One hour later, determined by both distance and traffic, we pulled into the Yacht Club Enclave and arrived at the house. Anish jumped out to open the gate and let the car in. All the homes here have gates and fences around the perimeter. The car puttered through and pulled into the garage. The light on the porch was on. Through the window we could see the small frame of a woman standing in the window, waiting.
Anish leapt of the car, and two steps at a time, was at the door just as she opened it. Straight into her arms he went. This trip, more than being an adventure or an exploration, really was all about family. Seeing them after 4 years for him. Meeting them for me. All these people who have helped Anish become the man he is today. Important people. And here they were in person. Finally.
Ammama turned to me after embracing Anish, her oldest grandchild, and immediately pulled me into a hug. She held my hand in her soft one, telling me how welcome I was there. I could feel it already.
After only a few minutes with Ammama, it was clear that she is the matriarch and rock of the family. She’s the mother to four children. A doctor. She’s impressive, but not intimidating. Stern when she needs to be, but sweet at the same time.
She led us into the house, offering food and asking how our trip was. The evening was spent catching up, eating a delicious dinner, and then settling in for a couple days. Just like that, Cochin felt like home after only a few minutes with Anish’s grandparents.
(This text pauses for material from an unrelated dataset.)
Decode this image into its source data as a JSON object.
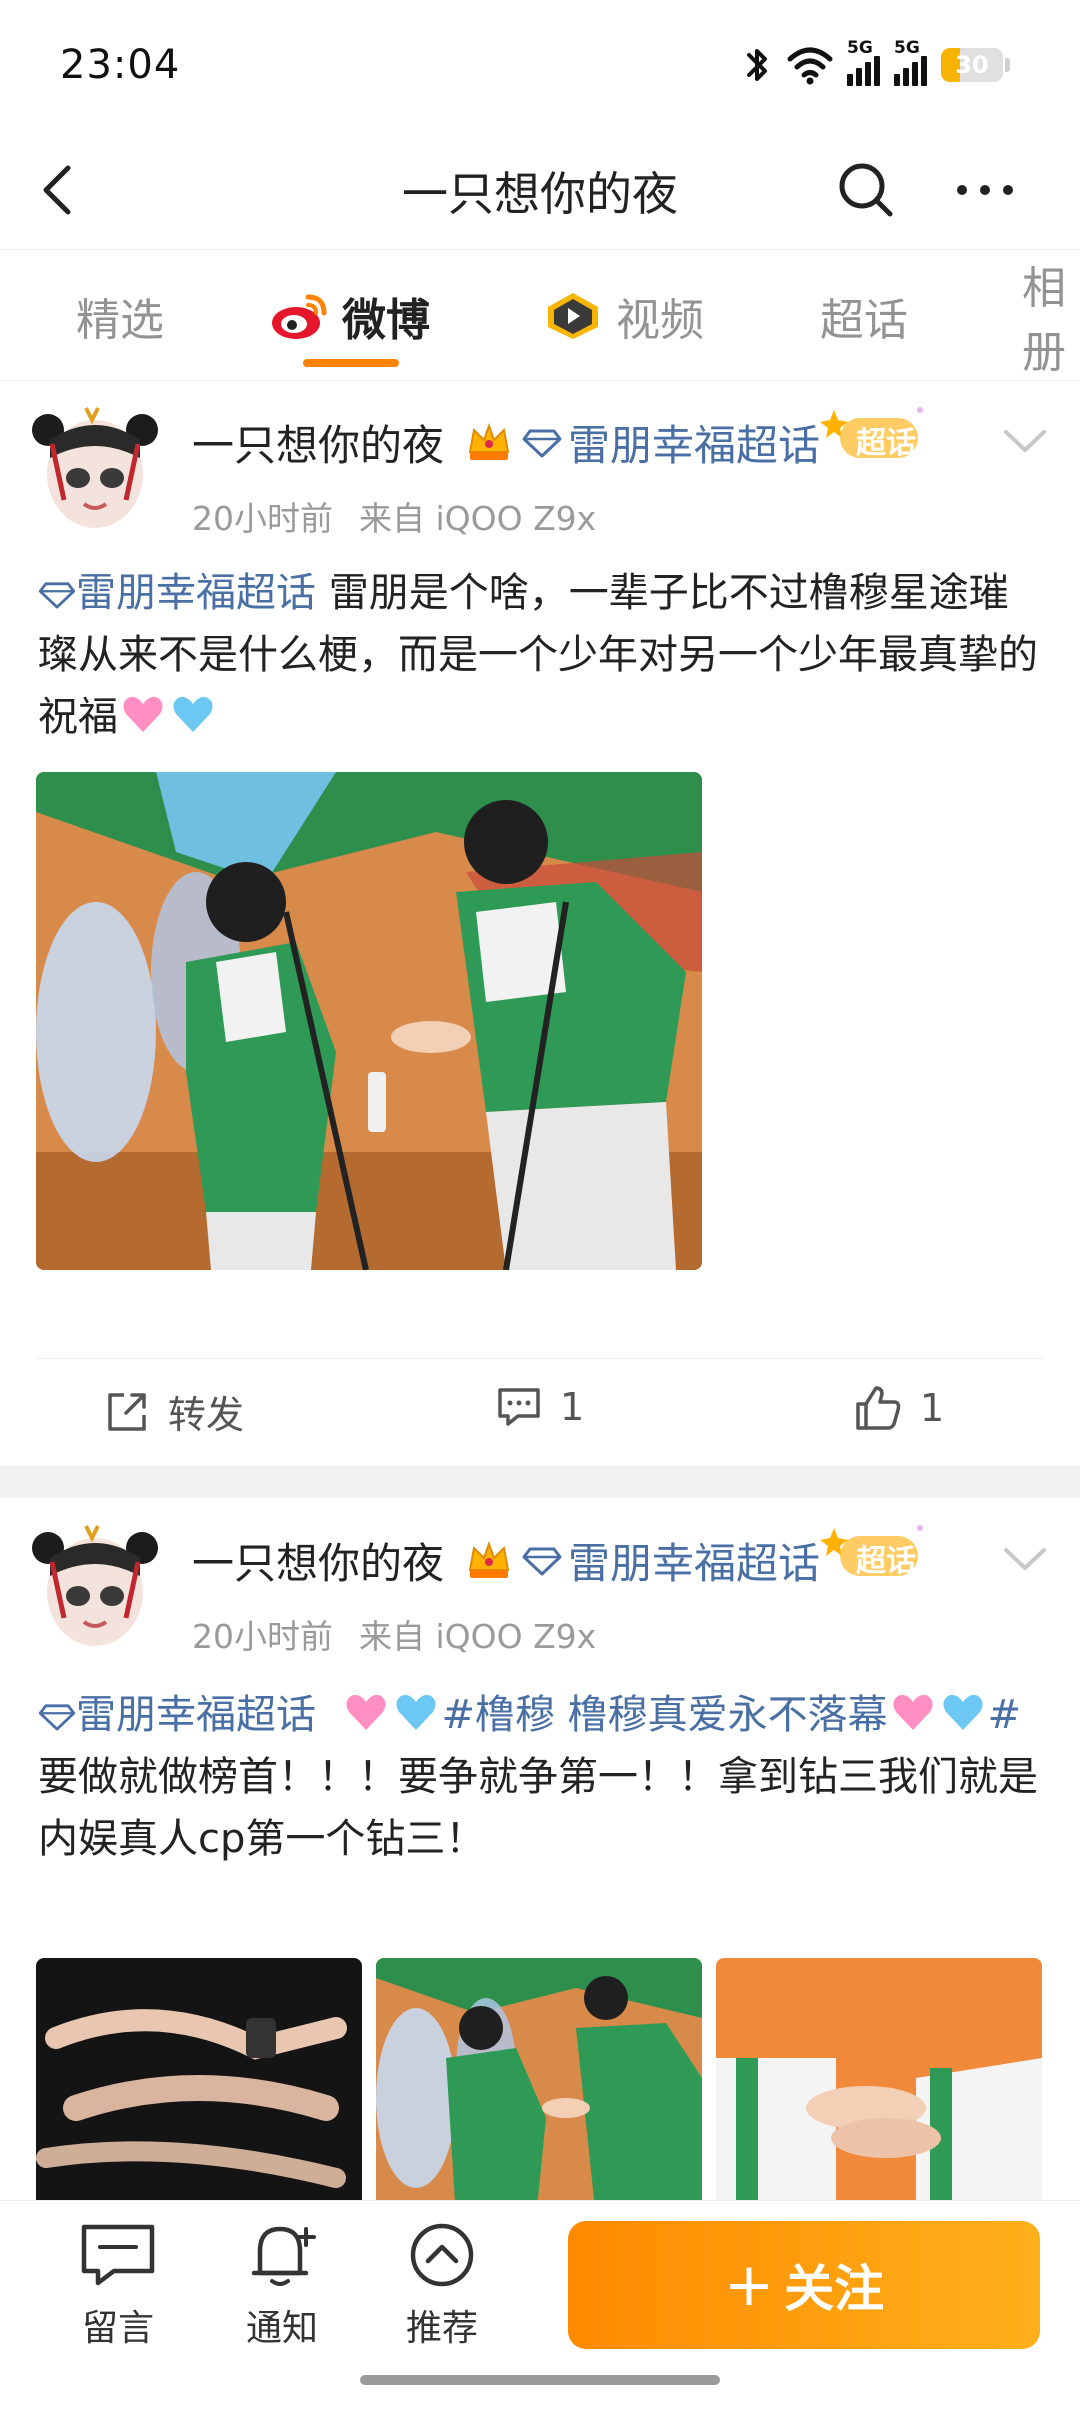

We all went to bed early, listening to the sounds of the New Year’s Eve party at the Cochin Yacht Club and whispering a quiet “Happy New Year” to each other when the fireworks started and we rolled into 2013.
The next morning, we woke early and headed downstairs to find Ammama and Appapa on the back veranda under the fans having their morning tea… their morning routine. We happily joined in, sitting on the porch listening to the sounds of the neighborhood, watching the hazy sun rising in the sky.
If you were to join us on the back porch of the house of A. K. Joseph at 7:30am, you’d be treated to a delicious cup of tea. The birds would be singing around in the garden, and you’d be looking out into a beautiful backyard filled with sweet flowers and exotic plants. There’s a palm tree with coconuts and a mango tree. A wishing well, with coins sparkling in the bottom. Old wishes from years past.
On the road behind the house, you’ll hear a man cycling past tooting his bike horn and yelling some nondescript words. He’s the man who sells fresh fish. Then Gopaln will stop by, a thin old man with only one tooth, who will inquire if there’s any work to be done. Ammama will send him off with a list, and he’ll be off. He’s the watchman of the neighborhood, but a jack of all trades. He does what needs to be done. If you want fresh milk, someone will be past delivering that. The cook will arrive and start making breakfast in the kitchen. The swish, swish of the broom will be heard from the living room, where the maid has started cleaning.
There are so many people in India… In every town, neighborhood, city, village. It seems there is hardly a speck of land that people aren’t present on. And yet, somehow, most of them know each other. It’s a fascinating ecosystem. Lives intertwine. Cochin, and the Yacht Club Enclave neighborhood, are no different.
It’s special, and I quickly began to understand… It’s India.